by Ladder Team
As a historic International Women’s Month comes to a close – one that marks a year since COVID-19 was declared an international pandemic – and we look ahead to Financial Literacy Month next week, Ladder releases its new survey on American Women and Insurance.
The events of the past year have impacted each and every one of us, but women perhaps most of all as an unprecedented number disappeared from the workforce, resulting in what many have dubbed a “she-cession.” According to the National Women’s Law Center, since the pandemic started, women have lost more than 5.4 million jobs, with many also disproportionately losing the long-term financial security that comes in the form of benefits like access to a retirement plan and employer-sponsored life insurance.
Despite the events of the past year, however, or perhaps due to them, 38% of women reported spending more time than usual thinking about long-term financial security since the start of the pandemic.
However, while findings indicate that American women have a renewed focus on long-term financial security, there is still work to be done to get there.
- 40% of women either don’t have, or don’t know if they have, life insurance
- Of those who do not have life insurance, 43% have thought about getting it
What matters most?
For women who have life insurance, peace of mind ranked as most important to them.
- 28% reported getting life insurance for peace of mind
- 27% reported getting life insurance to provide financial security for their partner/spouse
- 27% reported getting life insurance to provide financial security for their children
- 5% reported getting life insurance to provide financial security for someone else besides their partner/spouse or children
With women reporting “peace of mind” as their number one reason for getting life insurance in our survey, and naming “security” among the top 5 reasons money is important to them in a recent Ellevest survey, it’s clear that protecting their financial lives is just as important as building it.
What are the roadblocks?
Perhaps the biggest myth for women to shake is the belief that secondary earners and stay-at-home partners don’t need life insurance.
- 70% of married women in our survey reported being either the secondary earner or a stay-at-home partner
- 38% of women think that secondary earners and stay-at-home partners don’t need life insurance
While life insurance is often thought of as something that could help replace income, it’s crucial to remember that child care and the other household tasks that the partner handled would have to be taken care of by someone else if the worst were to happen.

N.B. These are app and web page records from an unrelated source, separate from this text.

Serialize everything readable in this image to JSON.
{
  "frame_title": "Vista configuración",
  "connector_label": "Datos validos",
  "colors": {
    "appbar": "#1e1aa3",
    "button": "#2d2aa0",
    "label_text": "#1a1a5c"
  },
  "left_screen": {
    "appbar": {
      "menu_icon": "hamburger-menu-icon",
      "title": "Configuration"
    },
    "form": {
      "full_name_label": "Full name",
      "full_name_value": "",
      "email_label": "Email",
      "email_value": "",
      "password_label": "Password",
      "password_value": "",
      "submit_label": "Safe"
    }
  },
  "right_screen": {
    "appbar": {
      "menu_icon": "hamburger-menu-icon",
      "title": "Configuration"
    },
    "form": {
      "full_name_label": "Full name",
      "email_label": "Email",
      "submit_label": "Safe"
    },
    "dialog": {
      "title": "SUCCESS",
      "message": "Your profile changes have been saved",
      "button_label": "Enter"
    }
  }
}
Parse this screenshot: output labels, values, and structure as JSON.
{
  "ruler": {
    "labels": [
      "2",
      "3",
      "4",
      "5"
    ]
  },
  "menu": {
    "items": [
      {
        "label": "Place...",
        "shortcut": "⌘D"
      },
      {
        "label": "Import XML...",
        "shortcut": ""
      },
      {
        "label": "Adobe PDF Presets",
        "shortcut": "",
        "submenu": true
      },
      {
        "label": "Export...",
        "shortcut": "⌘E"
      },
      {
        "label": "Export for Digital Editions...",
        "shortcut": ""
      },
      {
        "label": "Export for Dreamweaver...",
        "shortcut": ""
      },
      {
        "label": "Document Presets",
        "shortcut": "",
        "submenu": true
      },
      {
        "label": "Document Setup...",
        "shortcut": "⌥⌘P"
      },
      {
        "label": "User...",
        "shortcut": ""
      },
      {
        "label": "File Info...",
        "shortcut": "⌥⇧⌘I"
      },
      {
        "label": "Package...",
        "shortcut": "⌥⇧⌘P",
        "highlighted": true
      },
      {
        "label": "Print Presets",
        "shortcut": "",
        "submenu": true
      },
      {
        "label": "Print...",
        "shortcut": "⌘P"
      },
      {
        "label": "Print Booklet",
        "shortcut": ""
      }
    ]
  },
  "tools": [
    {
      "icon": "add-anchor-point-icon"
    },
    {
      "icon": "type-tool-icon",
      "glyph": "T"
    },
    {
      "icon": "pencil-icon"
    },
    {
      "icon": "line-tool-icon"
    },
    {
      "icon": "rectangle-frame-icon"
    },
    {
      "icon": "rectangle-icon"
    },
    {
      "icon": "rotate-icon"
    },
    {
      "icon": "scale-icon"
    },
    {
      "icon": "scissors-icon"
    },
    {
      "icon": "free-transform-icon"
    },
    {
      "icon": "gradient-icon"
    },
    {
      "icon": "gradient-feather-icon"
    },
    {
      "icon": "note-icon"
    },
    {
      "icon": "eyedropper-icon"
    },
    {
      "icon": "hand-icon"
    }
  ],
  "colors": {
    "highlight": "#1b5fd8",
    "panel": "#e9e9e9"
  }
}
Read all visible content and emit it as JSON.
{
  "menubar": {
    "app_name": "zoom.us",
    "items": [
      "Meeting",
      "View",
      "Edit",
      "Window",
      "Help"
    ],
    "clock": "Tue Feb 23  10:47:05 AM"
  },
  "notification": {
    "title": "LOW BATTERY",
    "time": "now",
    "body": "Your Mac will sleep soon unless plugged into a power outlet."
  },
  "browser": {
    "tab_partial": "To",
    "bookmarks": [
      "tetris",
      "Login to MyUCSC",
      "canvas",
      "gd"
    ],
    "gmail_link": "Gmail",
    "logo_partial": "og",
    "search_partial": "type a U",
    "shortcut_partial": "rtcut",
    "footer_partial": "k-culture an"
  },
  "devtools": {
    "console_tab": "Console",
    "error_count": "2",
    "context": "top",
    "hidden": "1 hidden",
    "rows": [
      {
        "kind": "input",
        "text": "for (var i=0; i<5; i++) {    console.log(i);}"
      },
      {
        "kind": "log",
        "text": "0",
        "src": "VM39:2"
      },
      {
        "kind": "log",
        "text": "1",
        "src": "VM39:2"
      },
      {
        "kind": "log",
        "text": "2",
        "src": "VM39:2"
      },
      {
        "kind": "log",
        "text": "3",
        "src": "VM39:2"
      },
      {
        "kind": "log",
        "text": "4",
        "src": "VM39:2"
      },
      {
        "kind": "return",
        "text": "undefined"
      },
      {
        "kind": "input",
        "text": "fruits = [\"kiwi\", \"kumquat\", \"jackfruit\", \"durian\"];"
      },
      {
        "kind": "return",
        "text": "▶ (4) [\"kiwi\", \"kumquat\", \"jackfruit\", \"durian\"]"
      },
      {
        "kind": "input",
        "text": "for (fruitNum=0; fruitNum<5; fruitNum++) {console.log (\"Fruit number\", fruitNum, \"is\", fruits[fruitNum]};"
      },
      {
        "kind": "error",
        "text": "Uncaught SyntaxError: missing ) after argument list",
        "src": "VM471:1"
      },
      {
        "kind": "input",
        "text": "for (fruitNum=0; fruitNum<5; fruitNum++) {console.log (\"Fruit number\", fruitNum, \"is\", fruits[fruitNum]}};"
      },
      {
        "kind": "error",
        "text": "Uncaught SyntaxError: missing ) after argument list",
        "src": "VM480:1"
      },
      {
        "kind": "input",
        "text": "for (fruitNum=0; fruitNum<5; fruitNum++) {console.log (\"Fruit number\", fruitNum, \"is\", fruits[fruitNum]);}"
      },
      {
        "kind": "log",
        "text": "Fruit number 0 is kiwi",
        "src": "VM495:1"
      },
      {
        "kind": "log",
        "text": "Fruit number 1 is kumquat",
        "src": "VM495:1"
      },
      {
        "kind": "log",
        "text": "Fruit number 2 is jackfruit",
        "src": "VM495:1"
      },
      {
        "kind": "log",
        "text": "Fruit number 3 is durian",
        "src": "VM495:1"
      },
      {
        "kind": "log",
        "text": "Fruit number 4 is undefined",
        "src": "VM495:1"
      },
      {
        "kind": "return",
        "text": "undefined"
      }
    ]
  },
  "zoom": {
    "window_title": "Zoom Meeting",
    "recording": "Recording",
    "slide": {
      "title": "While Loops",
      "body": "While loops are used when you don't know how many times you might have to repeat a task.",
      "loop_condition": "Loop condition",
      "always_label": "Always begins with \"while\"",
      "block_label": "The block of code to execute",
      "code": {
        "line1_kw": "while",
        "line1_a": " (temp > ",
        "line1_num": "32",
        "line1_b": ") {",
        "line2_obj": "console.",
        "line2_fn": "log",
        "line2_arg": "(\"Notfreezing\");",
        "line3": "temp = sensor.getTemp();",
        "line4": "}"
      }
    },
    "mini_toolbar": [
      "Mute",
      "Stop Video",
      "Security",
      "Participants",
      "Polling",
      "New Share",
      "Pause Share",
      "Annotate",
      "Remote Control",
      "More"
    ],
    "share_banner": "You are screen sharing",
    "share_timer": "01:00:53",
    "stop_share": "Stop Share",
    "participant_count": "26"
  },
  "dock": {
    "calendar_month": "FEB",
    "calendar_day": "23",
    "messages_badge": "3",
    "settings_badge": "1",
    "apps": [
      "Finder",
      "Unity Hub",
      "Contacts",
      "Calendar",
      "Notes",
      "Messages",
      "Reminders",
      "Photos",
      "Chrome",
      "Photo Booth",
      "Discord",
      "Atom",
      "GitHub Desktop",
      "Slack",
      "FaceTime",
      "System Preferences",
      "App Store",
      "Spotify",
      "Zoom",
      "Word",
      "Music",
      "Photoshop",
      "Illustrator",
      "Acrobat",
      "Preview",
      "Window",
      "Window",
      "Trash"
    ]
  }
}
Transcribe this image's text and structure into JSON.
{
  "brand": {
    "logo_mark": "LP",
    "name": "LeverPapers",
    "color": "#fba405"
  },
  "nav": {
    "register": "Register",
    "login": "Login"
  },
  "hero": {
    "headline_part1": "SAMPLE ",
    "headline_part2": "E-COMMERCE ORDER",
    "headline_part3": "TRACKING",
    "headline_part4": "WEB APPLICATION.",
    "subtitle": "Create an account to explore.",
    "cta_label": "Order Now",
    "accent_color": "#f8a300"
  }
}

And that work could be very expensive.
Salary.com put a figure on it, valuing the profession of stay-at-home parent in 2019 at $178,201 a year.
While paying out that kind of salary isn’t feasible for most, one thing that is within your reach is life insurance. After all, if a stay-at-home parent’s time and efforts have significant value, then their absence would be a financial, as well as emotional, hit. Viewed through that lens, life insurance absolutely makes sense for stay-at-home parents.
As we move forward into Financial Literacy Month, let’s celebrate the newfound focus we’re putting on long-term financial stability, and take steps to build that strong foundation more and more of us are trying to achieve.
Findings based on a March 2021 survey of 497 American women respondents ages 18 – 64.